Immediately identifiable by two helix sculptures made out of books – perhaps the best use for encyclopedias and law books I have ever seen – it comprises six areas and 77 sections.

The choice is almost overwhelming: two full shelves are devoted to car manuals, there is actually a section, not just a book, on oceanography and the Scottish books, including some interesting antiquarian titles, have a room to themselves.

This is an unusual secondhand bookshop experience. Secondhand bookshops are typically smaller affairs with no room to swing a (bookshop) cat. However, The Bookshop gives the feeling of different small bookshops bolted together and thereby maintains charm.

While in Wigtown be sure to sample some of the other bookshops that have sprung up in the last 10 years. Most have some interesting stock, but they will gain more character as they age.

Leakey’s Bookshop in Inverness, owned by Charles Leakey, has rather more than its fair share of character. Located in a former church, Charles is used to visitors confiding that their grandma is buried outside or that they were married there. Today, the atmosphere and purpose of the place is rather different.

“Instead of being dedicated to just one book it’s now concerned with all books,” says Charles.

Despite the rather stark exterior, visitors are amazed by the space and light inside – and by the sheer number of books. The layout also complements the space and a visitor can either hide out in the book bays flanking the walls or promenade on the mezzanine level, added seven years ago.

But size isn’t everything as Charles is quick to point out: “I believe this is the largest secondhand bookshop in Scotland, but that doesn’t say very much; it’s all to do with the quality of the books. The objective has always been to increase the quality of the stock as time went on.” Leakey’s has a general stock covering most subjects and is strong in Scottish books and history.

Quarto Bookshop in St. Andrews, owned by Margaret Squires, is one of Scotland’s most famous bookshops. Journalists from as far afield as Sweden and China have written articles praising her shop. Why?

Because, in the words of one out-of-hours Chinese gentleman, “let me in, let me in, you are famous in Beijing. I want to buy golf architecture books from you!” Today’s Golfer, Britain’s biggest golfing magazine, described Quarto as “the best golf bookshop on earth?” only spoiling the accolade by the addition of the question mark. With a stock of about 500 golf books ranging from £3-£600 and the patronage of top golfers such as Greg Norman and V.J.

Singh, Quarto is a must for golf enthusiasts and professionals. Quarto also sells ‘experienced’ golf balls, fresh from adventures on the fairway.

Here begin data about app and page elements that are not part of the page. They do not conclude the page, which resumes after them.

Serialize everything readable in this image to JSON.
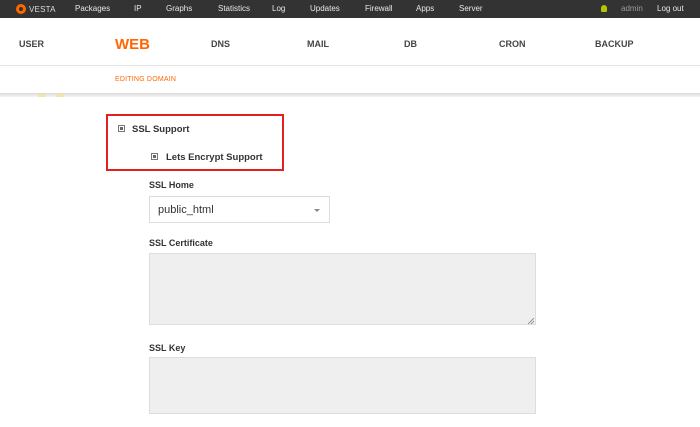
{
  "topbar": {
    "logo_text": "VESTA",
    "nav": [
      "Packages",
      "IP",
      "Graphs",
      "Statistics",
      "Log",
      "Updates",
      "Firewall",
      "Apps",
      "Server"
    ],
    "user": "admin",
    "logout": "Log out"
  },
  "mainmenu": {
    "items": [
      "USER",
      "WEB",
      "DNS",
      "MAIL",
      "DB",
      "CRON",
      "BACKUP"
    ],
    "active": "WEB"
  },
  "subtitle": "EDITING DOMAIN",
  "form": {
    "ssl_support": {
      "label": "SSL Support",
      "checked": true
    },
    "lets_encrypt": {
      "label": "Lets Encrypt Support",
      "checked": true
    },
    "ssl_home": {
      "label": "SSL Home",
      "value": "public_html"
    },
    "ssl_certificate": {
      "label": "SSL Certificate",
      "value": ""
    },
    "ssl_key": {
      "label": "SSL Key",
      "value": ""
    }
  },
  "colors": {
    "accent": "#ff6701",
    "topbar": "#333333",
    "highlight": "#e32020"
  }
}
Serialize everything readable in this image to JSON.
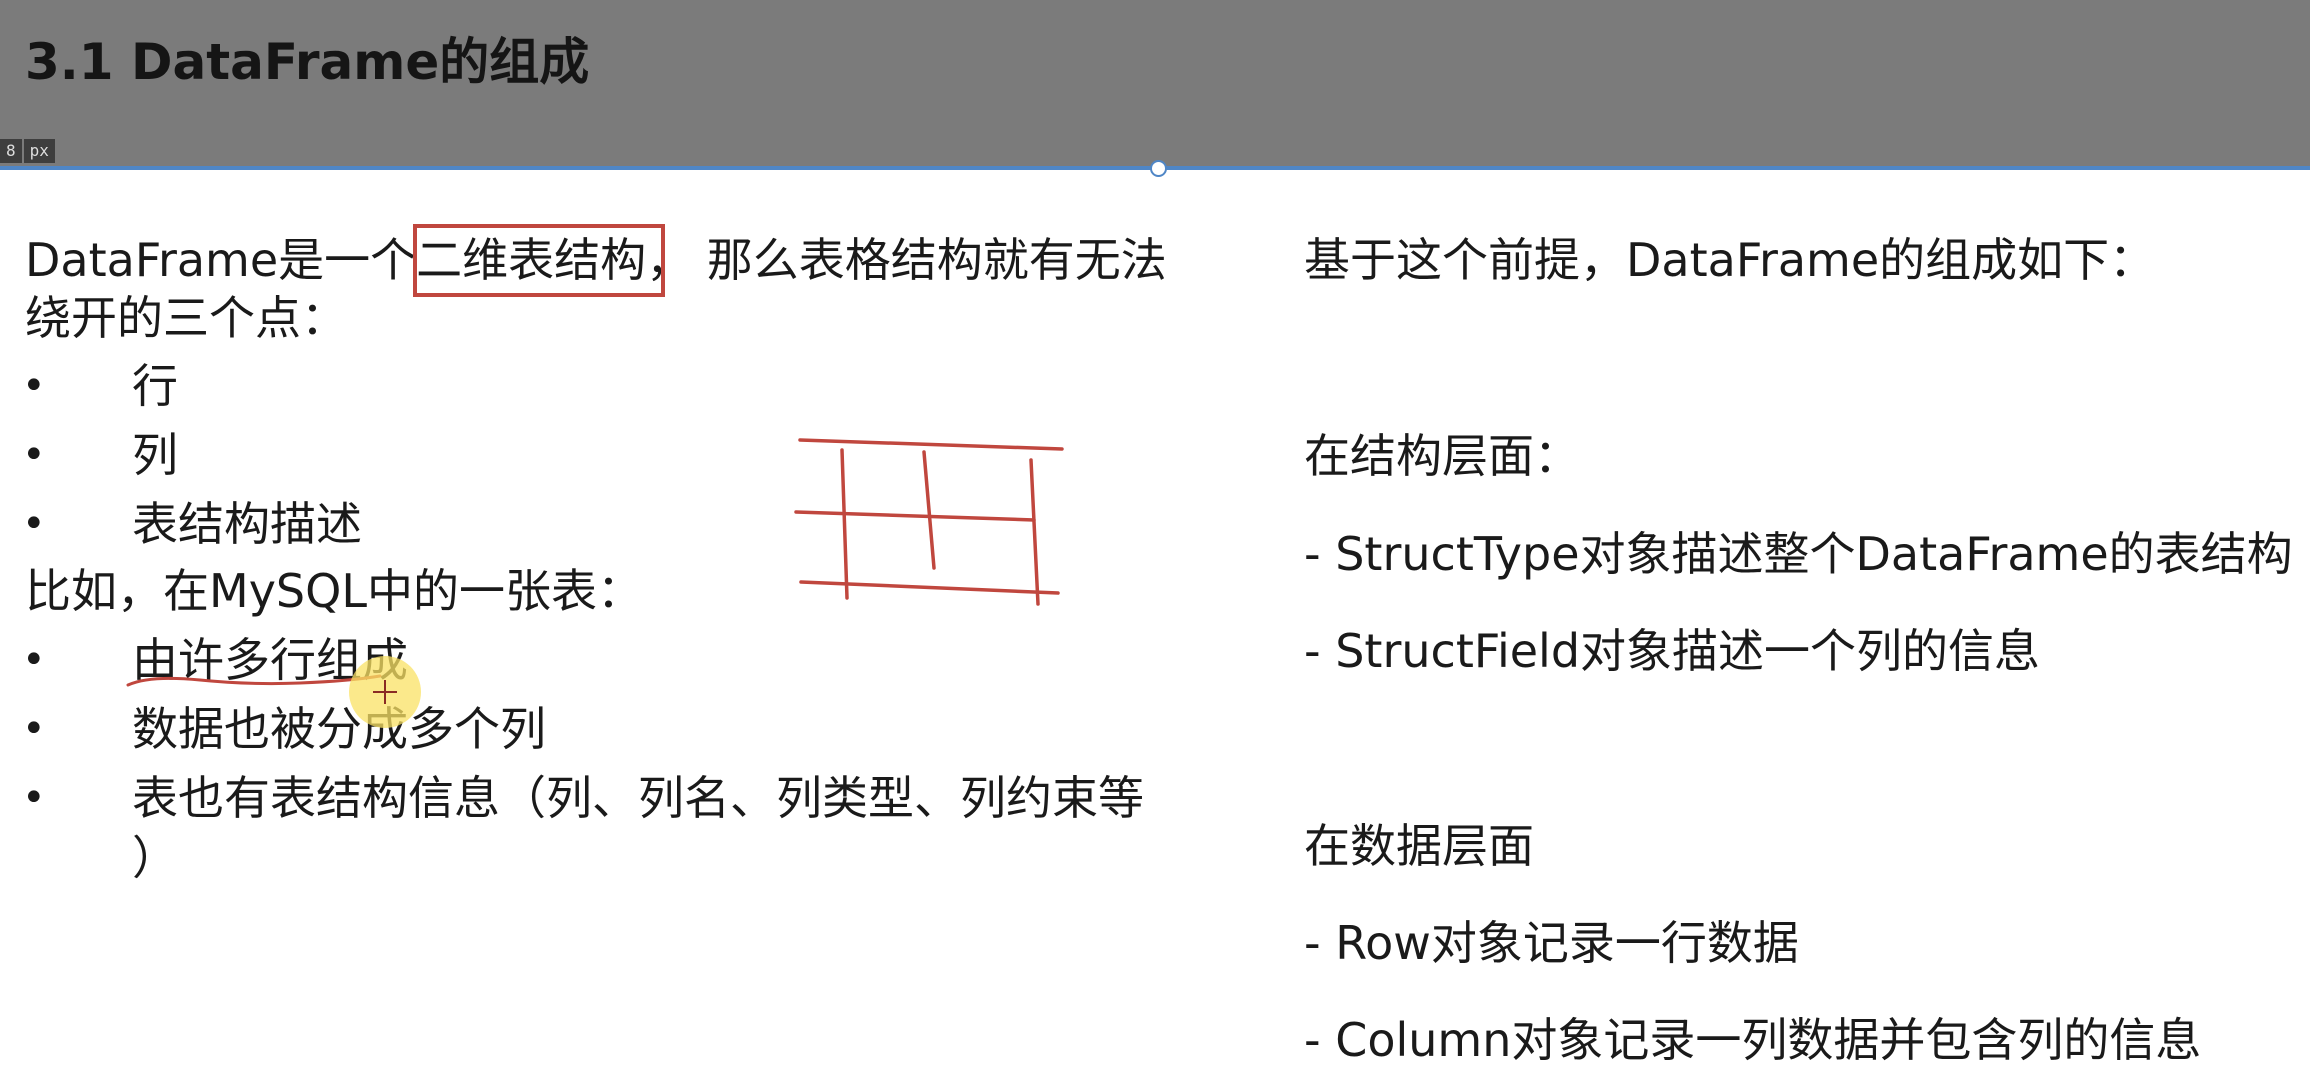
{
  "title": "3.1 DataFrame的组成",
  "ruler": {
    "value": "8",
    "unit": "px"
  },
  "left": {
    "intro_prefix": "DataFrame是一个",
    "intro_highlight": "二维表结构",
    "intro_suffix": "， 那么表格结构就有无法",
    "intro_line2": "绕开的三个点：",
    "points": [
      "行",
      "列",
      "表结构描述"
    ],
    "example_heading": "比如，在MySQL中的一张表：",
    "example_points": [
      "由许多行组成",
      "数据也被分成多个列",
      "表也有表结构信息（列、列名、列类型、列约束等"
    ],
    "example_point3_cont": "）",
    "bullet_char": "•"
  },
  "right": {
    "heading": "基于这个前提，DataFrame的组成如下：",
    "structure_heading": "在结构层面：",
    "structure_items": [
      "- StructType对象描述整个DataFrame的表结构",
      "- StructField对象描述一个列的信息"
    ],
    "data_heading": "在数据层面",
    "data_items": [
      "- Row对象记录一行数据",
      "- Column对象记录一列数据并包含列的信息"
    ]
  },
  "colors": {
    "header_bg": "#7b7b7b",
    "annotation_red": "#c0473e",
    "selection_blue": "#4f86c6",
    "cursor_highlight": "#fae264"
  }
}
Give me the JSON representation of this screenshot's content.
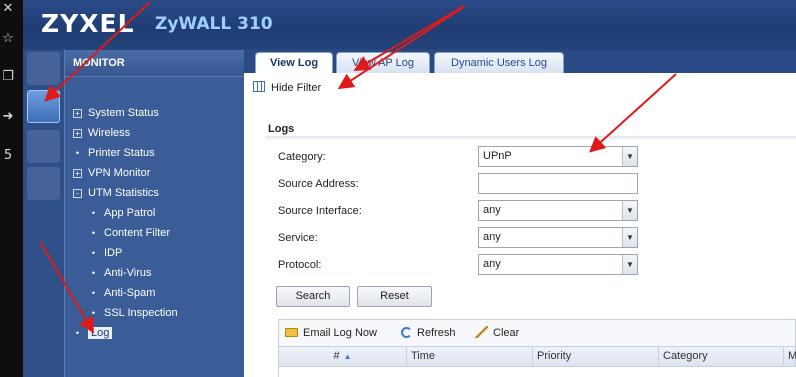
{
  "os_strip": {
    "icons": [
      "close-icon",
      "star-icon",
      "copy-icon",
      "forward-icon",
      "number-icon"
    ]
  },
  "header": {
    "brand": "ZYXEL",
    "model": "ZyWALL 310"
  },
  "side_icons": [
    "dashboard-icon",
    "monitor-icon",
    "gear-icon",
    "maintenance-icon"
  ],
  "monitor": {
    "title": "MONITOR",
    "items": [
      {
        "label": "System Status",
        "marker": "+"
      },
      {
        "label": "Wireless",
        "marker": "+"
      },
      {
        "label": "Printer Status",
        "marker": "•"
      },
      {
        "label": "VPN Monitor",
        "marker": "+"
      },
      {
        "label": "UTM Statistics",
        "marker": "-"
      },
      {
        "label": "App Patrol",
        "marker": "•"
      },
      {
        "label": "Content Filter",
        "marker": "•"
      },
      {
        "label": "IDP",
        "marker": "•"
      },
      {
        "label": "Anti-Virus",
        "marker": "•"
      },
      {
        "label": "Anti-Spam",
        "marker": "•"
      },
      {
        "label": "SSL Inspection",
        "marker": "•"
      },
      {
        "label": "Log",
        "marker": "•"
      }
    ]
  },
  "tabs": [
    "View Log",
    "View AP Log",
    "Dynamic Users Log"
  ],
  "toolbar": {
    "hide_filter": "Hide Filter"
  },
  "logs": {
    "section_title": "Logs",
    "fields": {
      "category": {
        "label": "Category:",
        "value": "UPnP"
      },
      "source_address": {
        "label": "Source Address:",
        "value": ""
      },
      "source_interface": {
        "label": "Source Interface:",
        "value": "any"
      },
      "service": {
        "label": "Service:",
        "value": "any"
      },
      "protocol": {
        "label": "Protocol:",
        "value": "any"
      }
    },
    "buttons": {
      "search": "Search",
      "reset": "Reset"
    },
    "table_toolbar": {
      "email": "Email Log Now",
      "refresh": "Refresh",
      "clear": "Clear"
    },
    "columns": [
      "#",
      "Time",
      "Priority",
      "Category",
      "M"
    ]
  },
  "colors": {
    "header_blue": "#2a4b87",
    "panel_blue": "#3b5d97",
    "arrow_red": "#e01a1a"
  }
}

For everyone who isn’t in St. Andrews for the golf – or is dragged there on sufferance – then Quarto will also appeal. Only 10 per cent of its books are on golf and although they slap you in the eye as you walk in, they soon recede as you move through the shop.

Margaret describes the shop as having “a split personality. It’s an all things to all men bookshop and to all women hopefully.” For more committed bibliophiles, there is a comprehensive list of secondhand bookshops in Eddie Fenwick’s excellent leaflet entitled Secondhand and antiquarian bookshops in Scotland.

The leaflet is priced at £1 and available from most secondhand bookshops!